I’ll admit, my first month in France was hard. I could speak as much French as the average 3-year-old, and for me, reading French takes the brain power just short of calculus. I knew no one and I was all alone for the very first time, with more than an ocean separating me from all I knew and loved.

On my first day, I was very anxious about meeting new people and making friends. Luckily for me, KEDGE did a very good job with their orientation and they even had a group of students whose main task was to welcome international students. Through meeting other international students, I found to my relief that the majority of them were like me in that we could not speak much French. However, I was surprised to see a lack of Americans.

I think it is natural to find yourself drawn to people you have the most in common with, which is probably why I was so eager to befriend the only other American girl in my exchange program. Luckily, we actually meshed really well and were quick friends. She is super funny and outrageous and still someone I talk to a lot. However, I knew that if I was going to make more lasting relationships, I’d have to adventure out of my comfort zone and befriend people who did not speak English as a first language. Together, we explored Bordeaux and all it had to offer.

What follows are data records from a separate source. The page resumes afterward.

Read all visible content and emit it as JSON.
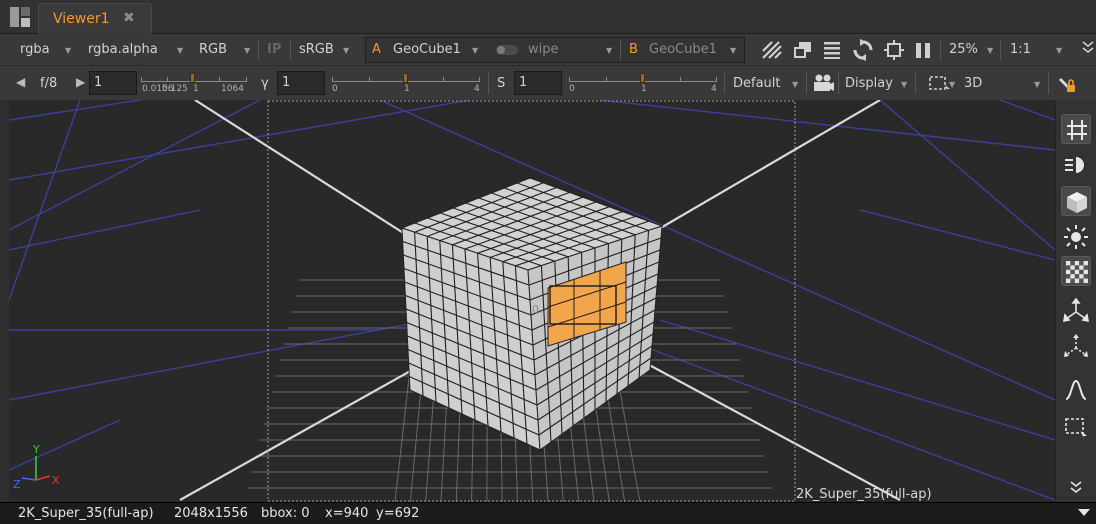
{
  "tab": {
    "title": "Viewer1",
    "close_glyph": "✖"
  },
  "toolbar1": {
    "channels": "rgba",
    "alpha_channel": "rgba.alpha",
    "display_channels": "RGB",
    "ip_label": "IP",
    "lut": "sRGB",
    "input_a_tag": "A",
    "input_a": "GeoCube1",
    "wipe": "wipe",
    "input_b_tag": "B",
    "input_b": "GeoCube1",
    "zoom": "25%",
    "proxy": "1:1"
  },
  "toolbar2": {
    "fstop": "f/8",
    "gain_value": "1",
    "gain_ticks": [
      "0.0156",
      "0.125",
      "1",
      "1064"
    ],
    "gamma_label": "γ",
    "gamma_value": "1",
    "gamma_ticks": [
      "0",
      "1",
      "4"
    ],
    "saturation_label": "S",
    "saturation_value": "1",
    "saturation_ticks": [
      "0",
      "1",
      "4"
    ],
    "input_process": "Default",
    "display": "Display",
    "view_mode": "3D"
  },
  "viewer": {
    "format_label": "2K_Super_35(full-ap)",
    "axis_y": "Y",
    "axis_x": "X",
    "axis_z": "Z",
    "cube_label": "0.",
    "colors": {
      "background": "#292929",
      "grid": "#3d3f9a",
      "axes": "#d9d9d9",
      "cube": "#d2d2d2",
      "selection": "#f2a54b",
      "accent": "#f29a2e"
    }
  },
  "sidebar": {
    "icons": [
      "grid-icon",
      "light-icon",
      "cube-icon",
      "sun-icon",
      "checkerboard-icon",
      "move-icon",
      "scale-icon",
      "curve-icon",
      "region-icon",
      "expand-icon"
    ]
  },
  "status": {
    "format": "2K_Super_35(full-ap)",
    "resolution": "2048x1556",
    "bbox": "bbox: 0",
    "x": "x=940",
    "y": "y=692"
  }
}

For me, French people were not very easy to get along with. Not very many were particularly friendly towards English speakers, supporting the stereotype. I have a background in French, having studied it for six years in high school but that no way prepared me for my stay in France. I never realized how hard the language actually is and how little sense their rules make. It did not help that many French people did not like to speak English with me. By the time I slowly translated in my head what they said to me and tried to formulate a response, they would just switch to English, irritated. Even in my English-speaking classes, French students would refuse to speak to you in English, which was a bit hard for me. However, the few French people that I was able to make friends with were super sweet. I even found someone who was considering doing their exchange at Alabama!

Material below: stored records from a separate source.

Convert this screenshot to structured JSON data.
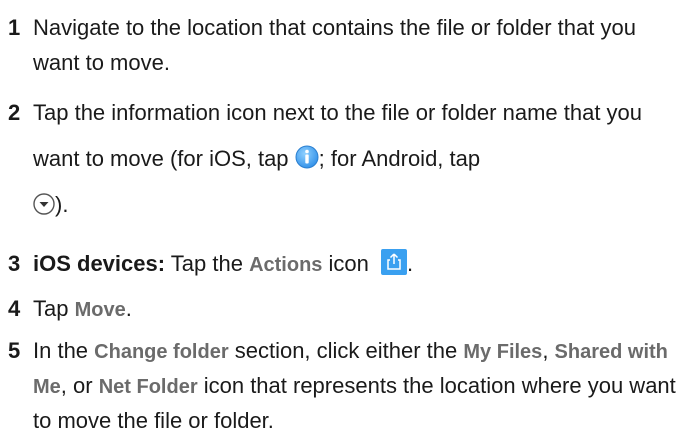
{
  "steps": [
    {
      "number": "1",
      "text": "Navigate to the location that contains the file or folder that you want to move."
    },
    {
      "number": "2",
      "text_a": "Tap the information icon next to the file or folder name that you want to move (for iOS, tap ",
      "text_b": "; for Android, tap ",
      "text_c": ")."
    },
    {
      "number": "3",
      "bold_lead": "iOS devices:",
      "text_a": " Tap the ",
      "ui_label": "Actions",
      "text_b": " icon ",
      "text_c": "."
    },
    {
      "number": "4",
      "text_a": "Tap ",
      "ui_label": "Move",
      "text_b": "."
    },
    {
      "number": "5",
      "text_a": "In the ",
      "ui_a": "Change folder",
      "text_b": " section, click either the ",
      "ui_b": "My Files",
      "text_c": ", ",
      "ui_c": "Shared with Me",
      "text_d": ", or ",
      "ui_d": "Net Folder",
      "text_e": " icon that represents the location where you want to move the file or folder."
    }
  ],
  "icons": {
    "info": "information-icon",
    "android_menu": "chevron-down-circle-icon",
    "actions": "share-actions-icon",
    "accent": "#3aa0f0"
  }
}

In some ways, the classes were harder, but in others easier. At KEDGE, they had three-hour long classes, which were very different that anything I had experience. I thought it would be hard for me to focus; however, we had a break in between which was then followed by group work. This was something that was also hard for me at first. While I have definitely had group projects at UA, it was harder in some ways to work with international and French students. There was little to no homework, but the group work was not easy. I will say that I had a more free time than I do at UA, which was nice but also got a bit boring at times.

I am not proud to say that I used a good bit of this free time on Netflix, but it is true. The other part of my free time was used to explore Bordeaux, hang out with new friends that I was able to get so close to so quickly, and travel. In my short time there, I went to Bilbao with a big group of European girls, Scotland to visit my cousin, and Amsterdam with my new American pal. These were really great bonding experiences and such a great way to get closer to my new friends. It was also such a cool way to explore new cities that I had never been. I am usually a person who likes to plan things out, but on these trips, we just went with the flow, which was a new way of traveling for me.

In Bordeaux, I experienced fantastically mild weather while enjoying the architecture and location. It was situated by a river, which my friends and I picnicked at often. There were a plethora of beautiful churches and outside seating at almost every restaurant. I haven’t even mentioned that the wine there was fantastic, as it is the city of wine. The one strange thing about Bordeaux, and probably a lot of other places in France, was figuring out when restaurants were open. Almost every restaurant had strict times when they were open for food and when they were not. There were countless times where my friends and I would walk into a restaurant ready to eat, and they would not serve us food. Instead, we’d have to get a glass of wine. I never ended up figuring that out.

My time there was so amazing. I’d even go as far as to call February 2020 the best month of my life. It was when the anxiety, the homesickness, and the loneliness faded, and I finally started making friends and doing things after class and on the weekends. I was exploring new places and making new connections and learning so much about the world in some ways. It was so interesting to me to learn about the experiences of others and the way they viewed the world. I never wanted to leave.

Unfortunately for me, my exchange was short lived, and COVID was the next thing that I and the world thought about for the remainder of my semester.

Bordeaux Cathedral, Hotel de Ville, Bordeaux.